And, finally, before you season the scallops, DRY THEM OFF with paper towels. They will get a better sear on them (as opposed to wet scallops which will steam in the pan instead of searing). This should be done with any protein.
For the purée:
* 3 cups broccoli florets (or steamables)
* 1 small bunch asparagus (cleaned & trimmed) (or steamables)
* 1 cup diced yellow onions
* 1 shallot, chopped
* 1 tbsp minced garlic
* 1-2 tsp sea salt (or to taste)
* 1-2 tsp yuzu sauce (or lemon juice)
* 2-4 tbsp Veggie stock (warmed if possible)
For the scallops-
* ½ lb large sea scallops
* 1-2 tbsp avocado oil (or olive oil)
* 1-2 tsp dried Gochujang powder/seasoning
* Salt and pepper, to taste
For the glaze:
* 1-2 tbsp Gochujang paste
* 2 tbsp honey
* 2 tbsp lime juice
* 1 tsp fresh grated ginger (or 1/2 tsp dried ginger)
1. In a large pot, bring about 2-3 cups of water to a boil. Place the broccoli florets and asparagus into pot and boil until tender. (It’s ok if either is cooked a little oversoft since they’ll be pureed. But you can also boil them separately if you choose to.) Drain and set aside. (SKIP this step if you’re using steamables).
2. In a large skillet, combine the shallot, diced onions, and salt together in a large skillet over medium heat. Stir frequently until they are translucent and fragrant. Then add the garlic and stir until it’s just starting to brown.
3. Add the veggies (whether boiled or steamed) to the skillet and toss every few minutes until all the flavors are combined. (Don’t let the garlic burn! It will become bitter).
4. Transfer the ingredients to a blender and pulse on high, adding the yuzu sauce and warmed veggie stock (1 tbsp at a time) until you get a smooth purée with your preferred thickness and consistency. Scrape down the sides of the blender with a spatula (as needed). Season further with salt & pepper to taste.
5. In the meantime, season the (dried) scallops with salt & pepper. Then dust both sides with the dried Gochujang seasoning.
6. Next, grease the same skillet with the avocado or olive oil and place the scallops in a single layer. Sear them over medium heat for 3 minutes on each side until they are cooked throughout. (Tip- if they don’t turn easily then keep cooking until they’re ready to flip. That will get you the best cook on them.)
7. While the scallops are cooking, in a small sauce pot, combine the sauce/glaze ingredients. Bring to a boil and then reduce the heat to let it thicken, stirring only occasionally.
8. Divide the broccoli/asparagus mash between plates. For fun, do a spoon drag!! And then top the purée with the seared scallops.

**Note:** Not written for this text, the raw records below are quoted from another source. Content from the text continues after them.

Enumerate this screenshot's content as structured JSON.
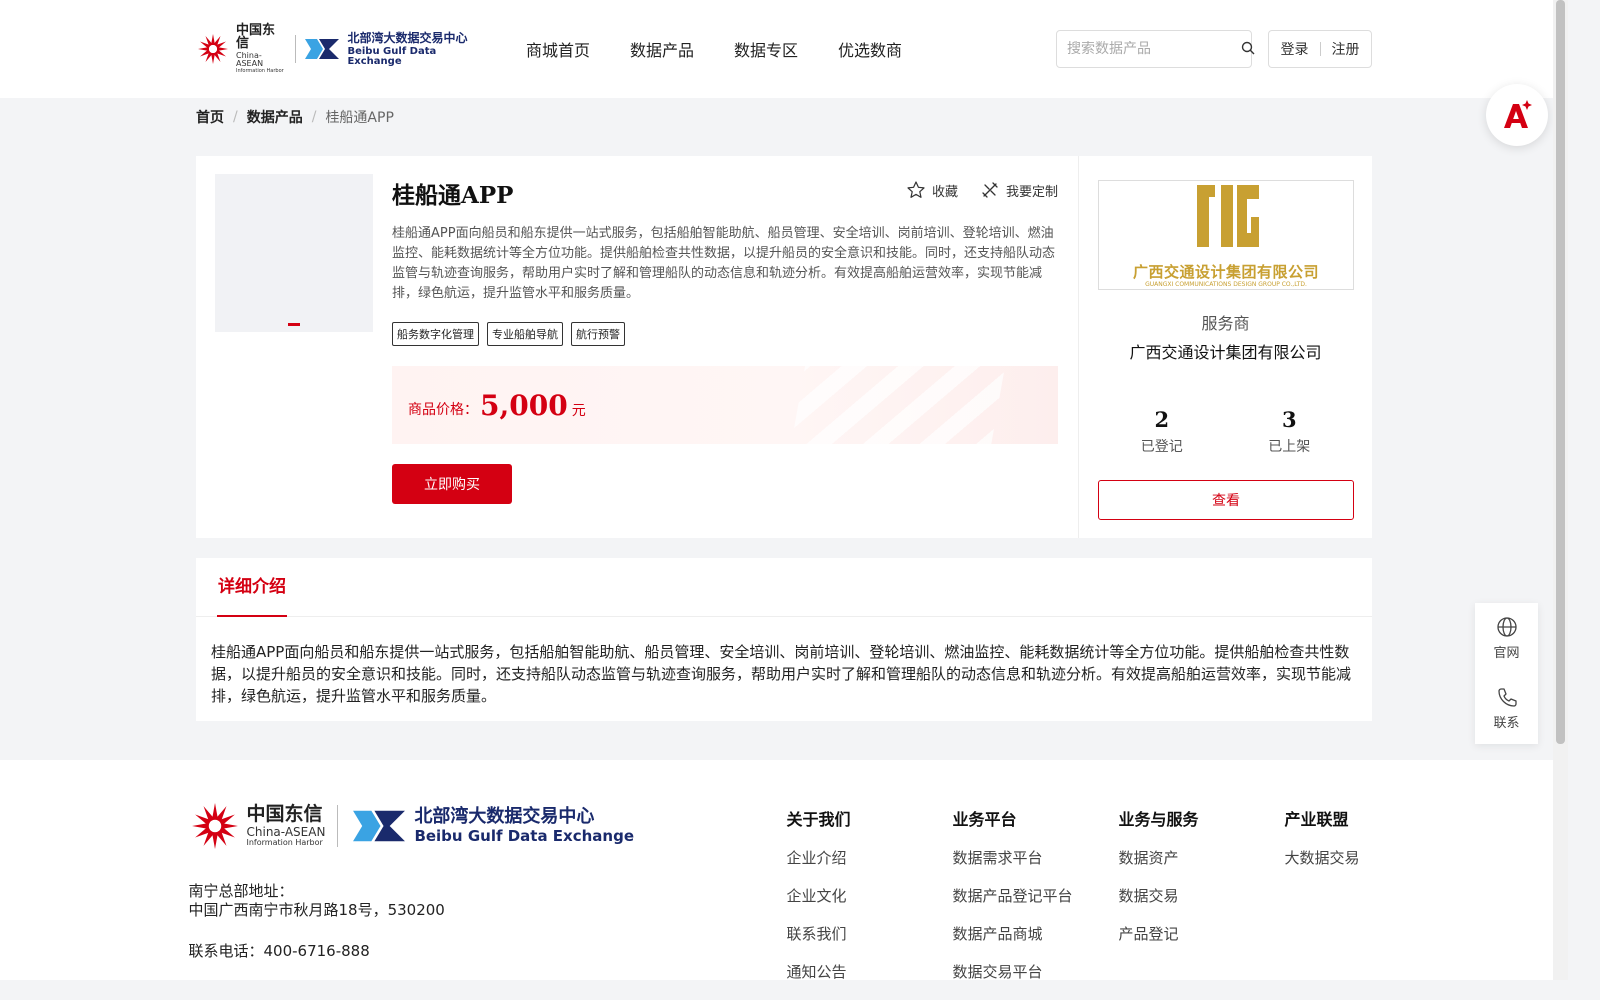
{
  "header": {
    "logo": {
      "cn_name": "中国东信",
      "cn_en": "China-ASEAN",
      "cn_sub": "Information Harbor",
      "bb_cn": "北部湾大数据交易中心",
      "bb_en": "Beibu Gulf Data Exchange"
    },
    "nav": [
      "商城首页",
      "数据产品",
      "数据专区",
      "优选数商"
    ],
    "search": {
      "placeholder": "搜索数据产品",
      "value": ""
    },
    "auth": {
      "login": "登录",
      "register": "注册"
    }
  },
  "breadcrumb": {
    "home": "首页",
    "category": "数据产品",
    "current": "桂船通APP"
  },
  "product": {
    "title": "桂船通APP",
    "actions": {
      "favorite": "收藏",
      "customize": "我要定制"
    },
    "description": "桂船通APP面向船员和船东提供一站式服务，包括船舶智能助航、船员管理、安全培训、岗前培训、登轮培训、燃油监控、能耗数据统计等全方位功能。提供船舶检查共性数据，以提升船员的安全意识和技能。同时，还支持船队动态监管与轨迹查询服务，帮助用户实时了解和管理船队的动态信息和轨迹分析。有效提高船舶运营效率，实现节能减排，绿色航运，提升监管水平和服务质量。",
    "tags": [
      "船务数字化管理",
      "专业船舶导航",
      "航行预警"
    ],
    "price": {
      "label": "商品价格：",
      "value": "5,000",
      "unit": "元"
    },
    "buy_label": "立即购买"
  },
  "vendor": {
    "logo_text": "广西交通设计集团有限公司",
    "logo_en": "GUANGXI COMMUNICATIONS DESIGN GROUP CO.,LTD.",
    "role": "服务商",
    "name": "广西交通设计集团有限公司",
    "stats": [
      {
        "num": "2",
        "label": "已登记"
      },
      {
        "num": "3",
        "label": "已上架"
      }
    ],
    "view_label": "查看"
  },
  "details": {
    "tab": "详细介绍",
    "text": "桂船通APP面向船员和船东提供一站式服务，包括船舶智能助航、船员管理、安全培训、岗前培训、登轮培训、燃油监控、能耗数据统计等全方位功能。提供船舶检查共性数据，以提升船员的安全意识和技能。同时，还支持船队动态监管与轨迹查询服务，帮助用户实时了解和管理船队的动态信息和轨迹分析。有效提高船舶运营效率，实现节能减排，绿色航运，提升监管水平和服务质量。"
  },
  "footer": {
    "address_label": "南宁总部地址：",
    "address": "中国广西南宁市秋月路18号，530200",
    "phone": "联系电话：400-6716-888",
    "columns": [
      {
        "title": "关于我们",
        "items": [
          "企业介绍",
          "企业文化",
          "联系我们",
          "通知公告"
        ]
      },
      {
        "title": "业务平台",
        "items": [
          "数据需求平台",
          "数据产品登记平台",
          "数据产品商城",
          "数据交易平台"
        ]
      },
      {
        "title": "业务与服务",
        "items": [
          "数据资产",
          "数据交易",
          "产品登记"
        ]
      },
      {
        "title": "产业联盟",
        "items": [
          "大数据交易"
        ]
      }
    ]
  },
  "side_tools": {
    "website": "官网",
    "contact": "联系"
  },
  "colors": {
    "brand_red": "#d40012",
    "gold": "#c8a032",
    "navy": "#1a2a6c"
  }
}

9. Drizzle with the glaze (or serve on the side) if you’ve made it.
10. Garnishing Optional- but in this photo I garnished with a few tips of the asparagus that I saved after I boiled them as well as a little lemon zest.
Photo Credit: Lauren Kamienski 📸